Despite some of the programmes being ineffective, South Africa has done well in terms of getting people banked. Finmark’s “FinScope South Africa 2014”, a survey published at the end of 2014, found that financial inclusion had hit 86%, up from 61% in 2004. Research indicates that the country is well served, especially when compared with Africa as a whole, where US-based consultancy McKinsey & Company estimated that 80% of people are not banked.
Relatively speaking, the current rate is quite high when compared with other services and utilities. Only 81% of South Africans have running water and only 64% have flush toilets. Finmark did, however, note that bank usage has not budged in recent years, stuck at 75% in 2013 and 2014. It also found some distressing results in terms of formal savings products. Only 20% of South Africans have such accounts and only 44% of salaried individuals have savings or retirement accounts.
The failure of the African Bank is quite relevant to the inclusion debate.
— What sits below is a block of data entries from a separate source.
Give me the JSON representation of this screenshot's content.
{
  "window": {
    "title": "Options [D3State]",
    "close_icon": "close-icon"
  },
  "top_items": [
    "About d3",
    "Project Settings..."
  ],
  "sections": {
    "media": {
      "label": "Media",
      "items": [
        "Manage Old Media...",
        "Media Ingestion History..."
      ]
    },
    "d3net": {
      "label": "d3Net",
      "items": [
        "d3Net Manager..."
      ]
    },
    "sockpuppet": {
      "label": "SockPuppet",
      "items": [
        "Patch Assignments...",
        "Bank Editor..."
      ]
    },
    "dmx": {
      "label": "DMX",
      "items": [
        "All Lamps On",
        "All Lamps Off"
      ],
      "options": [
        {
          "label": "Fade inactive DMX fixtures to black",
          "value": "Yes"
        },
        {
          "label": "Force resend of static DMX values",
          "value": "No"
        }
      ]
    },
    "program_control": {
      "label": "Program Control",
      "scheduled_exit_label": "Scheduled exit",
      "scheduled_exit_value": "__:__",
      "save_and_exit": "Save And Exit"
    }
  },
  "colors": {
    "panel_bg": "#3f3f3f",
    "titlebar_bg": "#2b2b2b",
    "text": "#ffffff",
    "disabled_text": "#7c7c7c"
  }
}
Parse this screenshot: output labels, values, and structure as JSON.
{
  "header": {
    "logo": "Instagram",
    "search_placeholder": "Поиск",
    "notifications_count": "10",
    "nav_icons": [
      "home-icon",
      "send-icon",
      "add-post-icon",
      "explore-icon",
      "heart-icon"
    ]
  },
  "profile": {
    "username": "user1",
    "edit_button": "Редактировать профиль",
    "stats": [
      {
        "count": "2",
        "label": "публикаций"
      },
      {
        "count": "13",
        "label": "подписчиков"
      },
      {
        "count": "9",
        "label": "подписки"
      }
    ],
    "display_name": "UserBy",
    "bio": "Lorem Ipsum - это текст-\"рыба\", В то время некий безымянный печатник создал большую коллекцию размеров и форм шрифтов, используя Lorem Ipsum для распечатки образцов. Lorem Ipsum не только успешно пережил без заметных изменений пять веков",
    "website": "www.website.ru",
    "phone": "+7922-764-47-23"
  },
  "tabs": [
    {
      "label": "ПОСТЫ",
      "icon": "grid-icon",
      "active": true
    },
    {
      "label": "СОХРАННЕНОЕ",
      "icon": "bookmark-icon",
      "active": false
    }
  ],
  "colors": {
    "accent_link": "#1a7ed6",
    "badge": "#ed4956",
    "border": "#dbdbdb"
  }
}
The bank made unsecured loans to many of the country’s poorer residents, and while it has attracted criticism for some of its more aggressive sales tactics, it is also seen as performing an important role in providing credit to individuals who otherwise would be outside of the banking system and pushed into informal networks. The bank itself was not deemed by the authorities to be too big to fail, but was seen as too key to central aspects of the economy to be allowed to collapse. Because of its role in pushing and expanding inclusion, the SARB felt compelled to keep it going. The rescue of the bank was seen as much an effort to help the poor as to help the bank itself.
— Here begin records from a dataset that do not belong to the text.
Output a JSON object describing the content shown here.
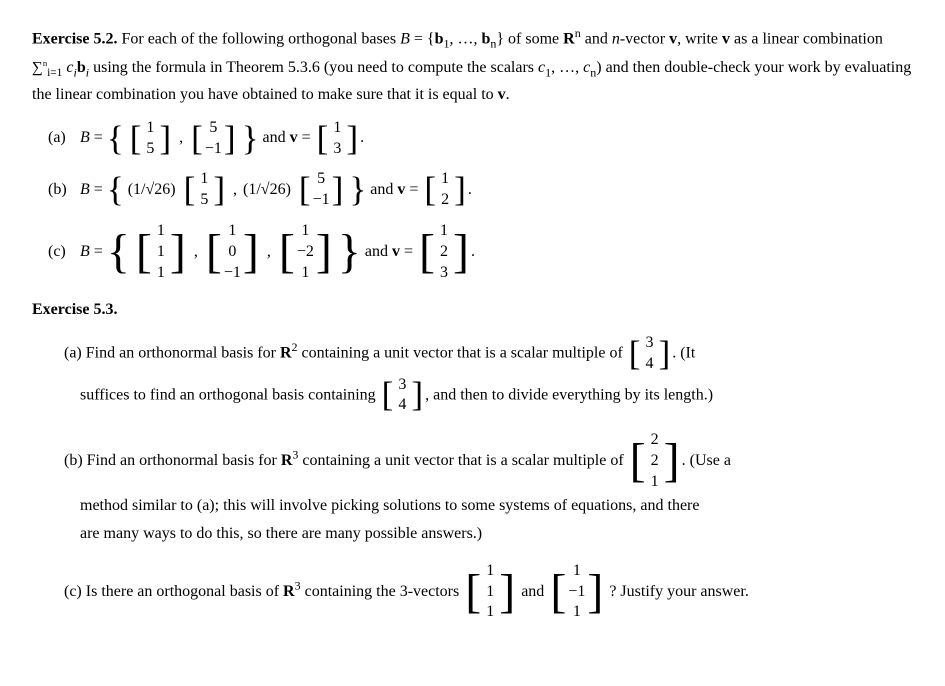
{
  "exercise52": {
    "title": "Exercise 5.2.",
    "intro": "For each of the following orthogonal bases",
    "B_def": "B = {b₁, …, bₙ} of some Rⁿ and n-vector v, write v as a linear combination",
    "sum_formula": "∑ᵢ₌₁ⁿ cᵢbᵢ using the formula in Theorem 5.3.6 (you need to compute the scalars c₁, …, cₙ) and then double-check your work by evaluating the linear combination you have obtained to make sure that it is equal to v.",
    "parts": {
      "a": {
        "label": "(a)",
        "B_prefix": "B =",
        "B_vectors": [
          [
            "1",
            "5"
          ],
          [
            "5",
            "-1"
          ]
        ],
        "and_v": "and v =",
        "v": [
          "1",
          "3"
        ]
      },
      "b": {
        "label": "(b)",
        "B_prefix": "B =",
        "B_vectors_scaled": [
          "(1/√26)",
          "(1/√26)"
        ],
        "B_v1": [
          "1",
          "5"
        ],
        "B_v2": [
          "5",
          "-1"
        ],
        "and_v": "and v =",
        "v": [
          "1",
          "2"
        ]
      },
      "c": {
        "label": "(c)",
        "B_prefix": "B =",
        "B_vectors": [
          [
            "1",
            "1",
            "1"
          ],
          [
            "1",
            "0",
            "-1"
          ],
          [
            "1",
            "-2",
            "1"
          ]
        ],
        "and_v": "and v =",
        "v": [
          "1",
          "2",
          "3"
        ]
      }
    }
  },
  "exercise53": {
    "title": "Exercise 5.3.",
    "parts": {
      "a": {
        "label": "(a)",
        "text1": "Find an orthonormal basis for",
        "Rn": "R²",
        "text2": "containing a unit vector that is a scalar multiple of",
        "vector": [
          "3",
          "4"
        ],
        "text3": ". (It",
        "text4": "suffices to find an orthogonal basis containing",
        "vector2": [
          "3",
          "4"
        ],
        "text5": ", and then to divide everything by its length.)"
      },
      "b": {
        "label": "(b)",
        "text1": "Find an orthonormal basis for",
        "Rn": "R³",
        "text2": "containing a unit vector that is a scalar multiple of",
        "vector": [
          "2",
          "2",
          "1"
        ],
        "text3": ". (Use a",
        "text4": "method similar to (a); this will involve picking solutions to some systems of equations, and there are many ways to do this, so there are many possible answers.)"
      },
      "c": {
        "label": "(c)",
        "text1": "Is there an orthogonal basis of",
        "Rn": "R³",
        "text2": "containing the 3-vectors",
        "v1": [
          "1",
          "1",
          "1"
        ],
        "and": "and",
        "v2": [
          "1",
          "-1",
          "1"
        ],
        "text3": "? Justify your answer."
      }
    }
  }
}
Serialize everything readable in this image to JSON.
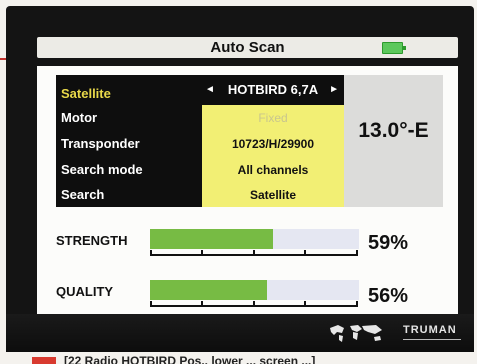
{
  "header": {
    "title": "Auto Scan",
    "battery_icon": "battery-icon"
  },
  "fields": [
    {
      "label": "Satellite",
      "value": "HOTBIRD 6,7A",
      "left_arrow": "◄",
      "right_arrow": "►"
    },
    {
      "label": "Motor",
      "value": "Fixed"
    },
    {
      "label": "Transponder",
      "value": "10723/H/29900"
    },
    {
      "label": "Search mode",
      "value": "All channels"
    },
    {
      "label": "Search",
      "value": "Satellite"
    }
  ],
  "position_readout": "13.0°-E",
  "meters": [
    {
      "label": "STRENGTH",
      "value": "59%",
      "fraction": 0.59
    },
    {
      "label": "QUALITY",
      "value": "56%",
      "fraction": 0.56
    }
  ],
  "footer": {
    "brand": "TRUMAN",
    "map_icon": "world-map-icon",
    "caption": "[22 Radio HOTBIRD Pos..  lower ... screen ...]"
  },
  "colors": {
    "accent_yellow": "#f2ef74",
    "bar_green": "#77bb44",
    "bar_track": "#e5e7f2",
    "battery_green": "#5cc85c"
  }
}
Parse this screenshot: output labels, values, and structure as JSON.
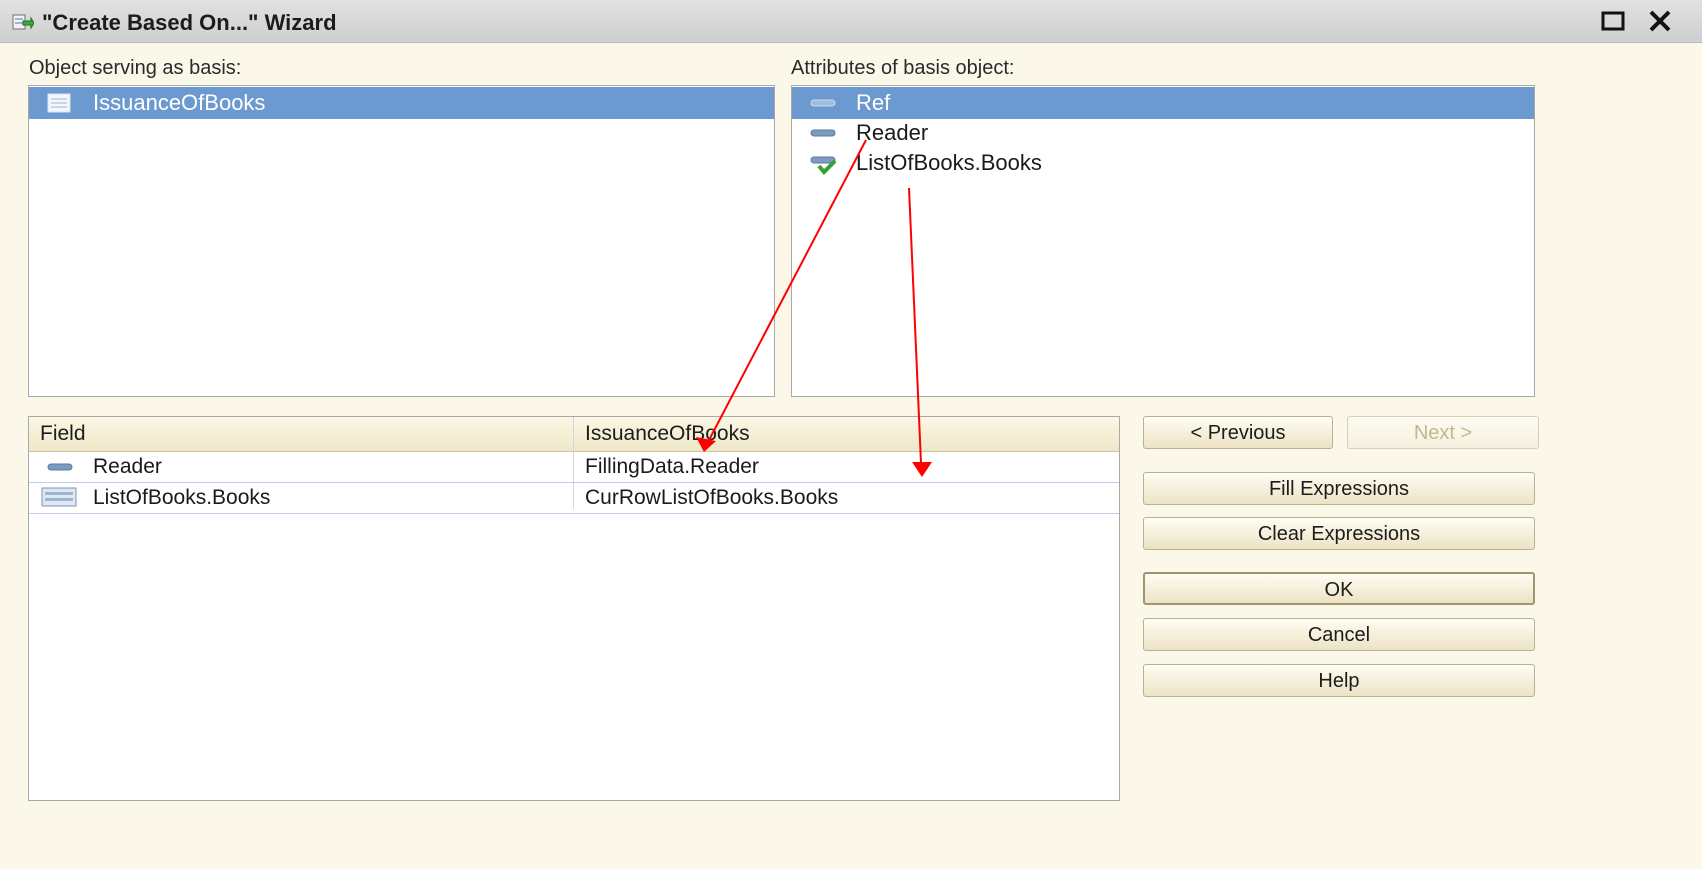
{
  "window": {
    "title": "\"Create Based On...\" Wizard"
  },
  "basis_object": {
    "label": "Object serving as basis:",
    "items": [
      {
        "label": "IssuanceOfBooks",
        "selected": true
      }
    ]
  },
  "attributes": {
    "label": "Attributes of basis object:",
    "items": [
      {
        "label": "Ref",
        "selected": true,
        "icon": "attribute-icon"
      },
      {
        "label": "Reader",
        "selected": false,
        "icon": "attribute-icon"
      },
      {
        "label": "ListOfBooks.Books",
        "selected": false,
        "icon": "tabular-attribute-icon"
      }
    ]
  },
  "fields_table": {
    "columns": [
      "Field",
      "IssuanceOfBooks"
    ],
    "rows": [
      {
        "field": "Reader",
        "expression": "FillingData.Reader",
        "icon": "attribute-icon"
      },
      {
        "field": "ListOfBooks.Books",
        "expression": "CurRowListOfBooks.Books",
        "icon": "table-icon"
      }
    ]
  },
  "buttons": {
    "previous": "< Previous",
    "next": "Next >",
    "fill_expressions": "Fill Expressions",
    "clear_expressions": "Clear Expressions",
    "ok": "OK",
    "cancel": "Cancel",
    "help": "Help"
  },
  "colors": {
    "selection": "#6c99cf",
    "annotation_arrow": "#ff0000",
    "background": "#fbf8ea"
  }
}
The authorities are stuck with the same conundrum when it comes to the more general subject of household debt. While it is widely acknowledged that consumers have borrowed too much, with perhaps half of those with debt behind on payments, and that some institutions have been lax in their credit analysis, the expansion of credit is good for financial inclusion. It is certainly important that the new standards on assessing borrowers be implemented, but the new guidelines, if followed too strictly, could choke off credit where it is most needed. Striking a balance between encouraging credit growth and ensuring people are qualified to borrow will be a difficult but important task ahead.